March 14, 2005
Q: I have Windows XP and my computer is working fine, plus I am behind a router, and I have Norton Antivirus and a firewall. I want to know if there is any need to install the Microsoft critical updates?
Is my computer protected enough with the software and router? — Jesse
A: With all the information swirling around about the dangers of online life, it can get very confusing as to what you should and shouldn’t be doing to protect yourself.
How many layers of security should you use? When does installing additional security go from concern about protection to paranoia?
There are several things that I consider must-haves for any Internet-connected computer. Those who are connected to a broadband or highspeed Internet connection such as DSL or cable should have a router, a piece of hardware that acts as a 24/7 shield between your computer and the rest of the Internet.
The reason broadband users need extra protection from the Internet is because they are always on the network.
This means that whether you are surfing the Net or not, your computer is physically connected to every other computer on the Internet, giving malicious users the opportunity to try to access it.
A hardware router acts sort of like the invisibility cloak in the "Harry Potter" movies — allowing you to stay connected without being noticed.
It also generally comes with additional ports to add other computers safely, creating a hardware "firewall" between your computers and the rest of the world.
Any firewall or router can be compromised as soon as a file that has a Trojan horse or other malicious code hidden in it is opened.

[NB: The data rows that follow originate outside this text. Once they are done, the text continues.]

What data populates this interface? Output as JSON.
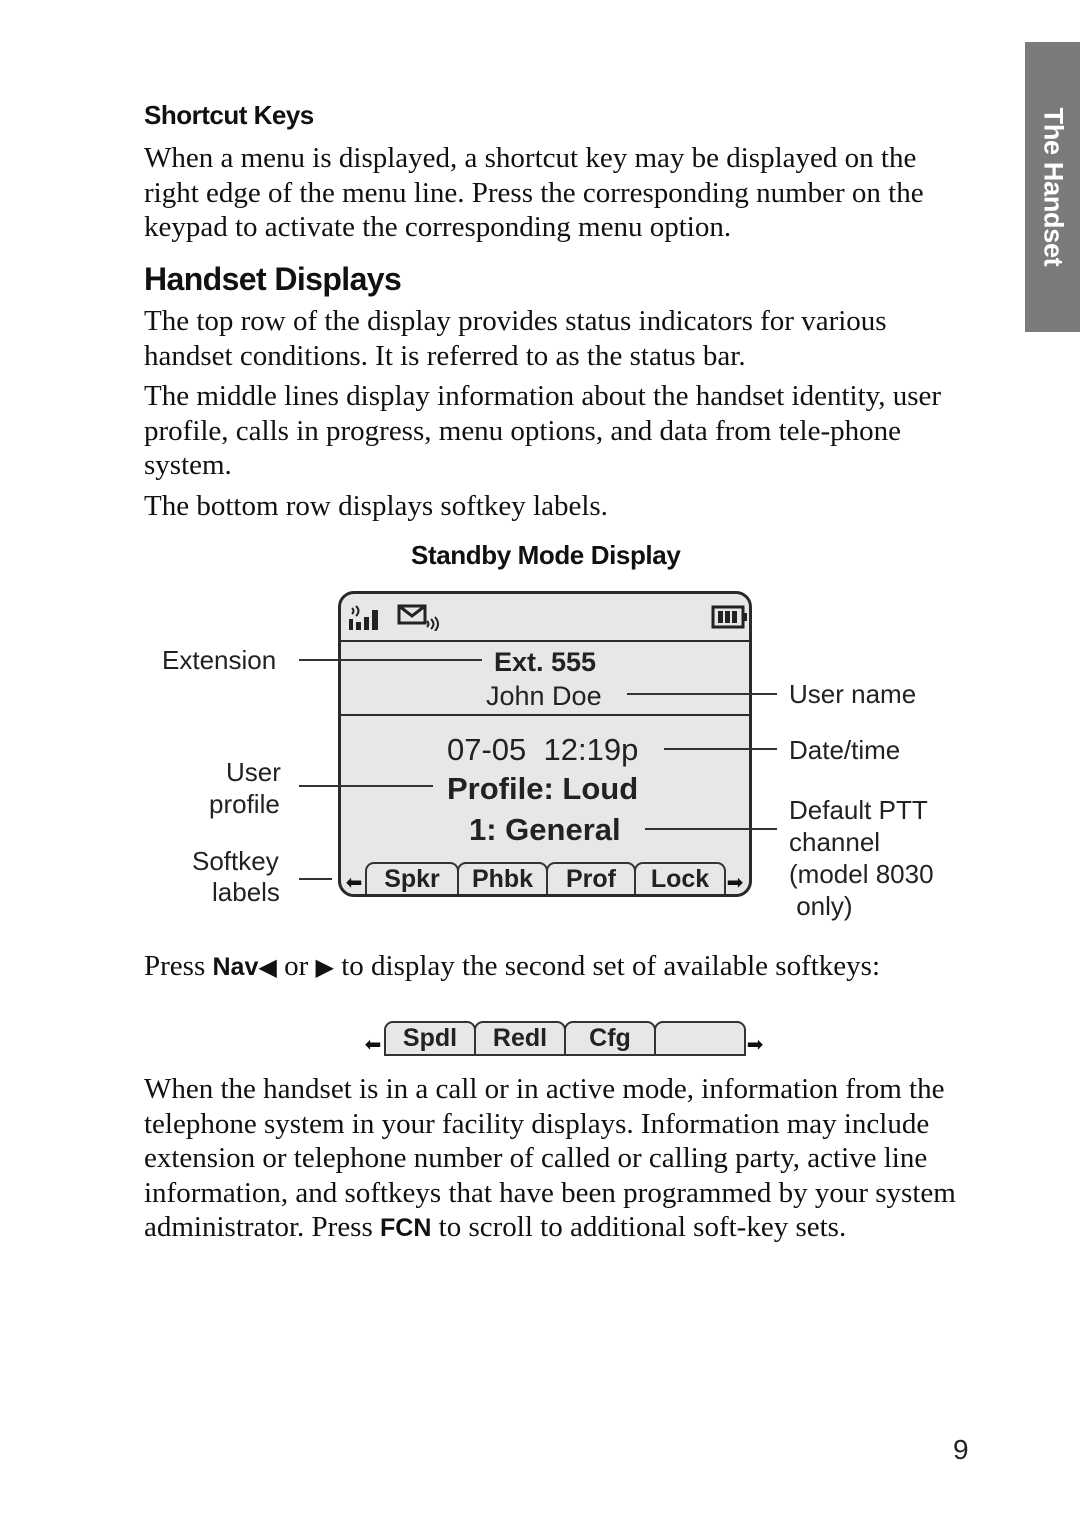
{
  "side_tab": {
    "label": "The Handset"
  },
  "shortcut_keys": {
    "heading": "Shortcut Keys",
    "body": "When a menu is displayed, a shortcut key may be displayed on the right edge of the menu line. Press the corresponding number on the keypad to activate the corresponding menu option."
  },
  "handset_displays": {
    "heading": "Handset Displays",
    "paragraphs": [
      "The top row of the display provides status indicators for various handset conditions. It is referred to as the status bar.",
      "The middle lines display information about the handset identity, user profile, calls in progress, menu options, and data from tele-phone system.",
      "The bottom row displays softkey labels."
    ]
  },
  "figure": {
    "title": "Standby Mode Display",
    "status_icons": [
      "signal-strength-icon",
      "voicemail-message-icon",
      "battery-icon"
    ],
    "extension": "Ext. 555",
    "user_name": "John Doe",
    "datetime": "07-05  12:19p",
    "profile": "Profile: Loud",
    "ptt_channel": "1: General",
    "softkeys": [
      "Spkr",
      "Phbk",
      "Prof",
      "Lock"
    ],
    "callouts": {
      "extension": "Extension",
      "user_profile_1": "User",
      "user_profile_2": "profile",
      "softkey_labels_1": "Softkey",
      "softkey_labels_2": "labels",
      "user_name": "User name",
      "datetime": "Date/time",
      "ptt_1": "Default PTT",
      "ptt_2": "channel",
      "ptt_3": "(model 8030",
      "ptt_4": " only)"
    }
  },
  "nav_instruction": {
    "pre": "Press ",
    "key": "Nav",
    "left_glyph": "◀",
    "mid": " or ",
    "right_glyph": "▶",
    "post": " to display the second set of available softkeys:"
  },
  "second_softkeys": [
    "Spdl",
    "Redl",
    "Cfg",
    ""
  ],
  "active_mode": {
    "pre": "When the handset is in a call or in active mode, information from the telephone system in your facility displays. Information may include extension or telephone number of called or calling party, active line information, and softkeys that have been programmed by your system administrator. Press ",
    "key": "FCN",
    "post": " to scroll to additional soft-key sets."
  },
  "page_number": "9"
}
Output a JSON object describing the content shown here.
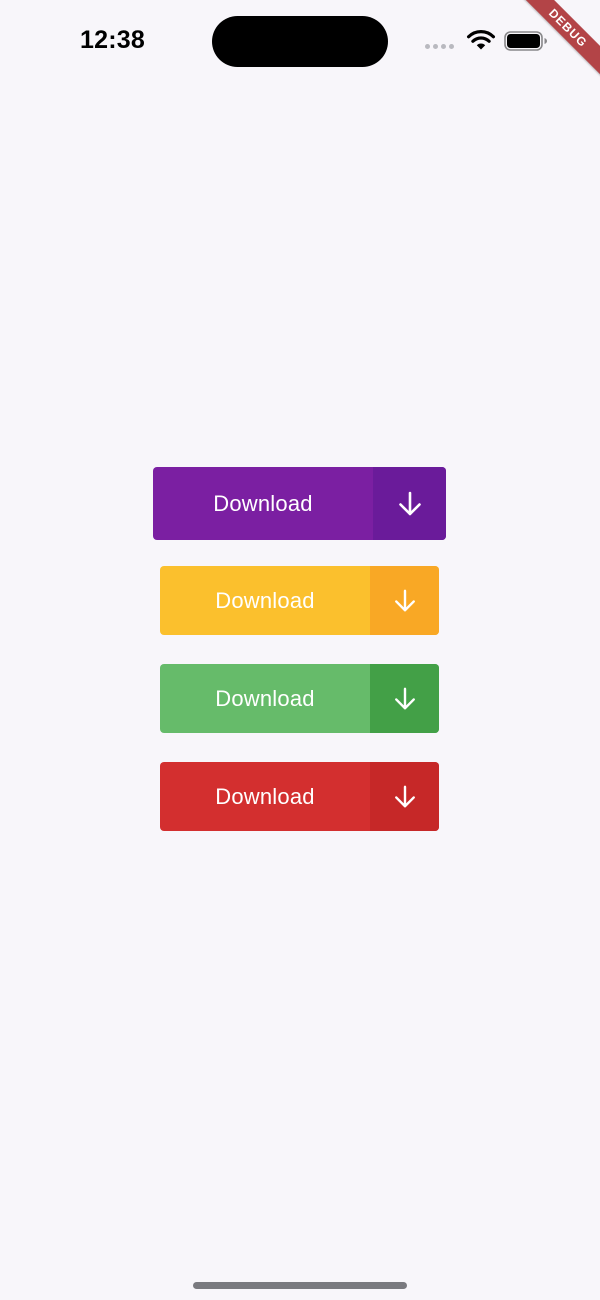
{
  "status_bar": {
    "time": "12:38"
  },
  "debug_banner": {
    "label": "DEBUG"
  },
  "buttons": [
    {
      "label": "Download",
      "icon": "arrow-down-icon",
      "color": "#7b1fa2",
      "icon_bg": "#6a1b9a"
    },
    {
      "label": "Download",
      "icon": "arrow-down-icon",
      "color": "#fbc02d",
      "icon_bg": "#f9a825"
    },
    {
      "label": "Download",
      "icon": "arrow-down-icon",
      "color": "#66bb6a",
      "icon_bg": "#43a047"
    },
    {
      "label": "Download",
      "icon": "arrow-down-icon",
      "color": "#d32f2f",
      "icon_bg": "#c62828"
    }
  ]
}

Once the file is opened, it opens up a back door and punches a hole through the cloak, inviting outsiders into your system.
Antivirus software is an essential component, because it helps ward off malicious code that can get past the router, through e-mail attachments and file downloads from other Internet sources.
The moment you attempt to open an infected file that will compromise your security, the antivirus program is tasked with stopping the process and warning you.
The point of installing Microsoft’s critical updates is to plug as many holes as have been discovered that would allow malicious code to get around your router, antivirus software and firewalls. In other words, implementing a router, antivirus and firewall software can all be for naught if you don’t update Windows on what it should and should not allow to happen. Critical updates turn off or modify many unneeded functions that can be used against you.
Many new attacks can be launched via a Web browser or e-mail preview window without any real interaction from the user (aka drive-by downloads), if the latest critical updates have not been applied.
These new attacks often start wreaking havoc by disarming your security and protection software and sending out a beacon to the rest of the malcontents on the Internet, because you skipped a step that would have kept them out.
If you have Windows XP it should, by default, be downloading the latest updates and notifying you that they are ready to be installed.
If you are not sure where you currently stand on critical updates, you can visit http://windowsupdate.Microsoft.com to have Microsoft scan your system and let you know what you are missing and turn on the Automatic Updates if they are currently turned off.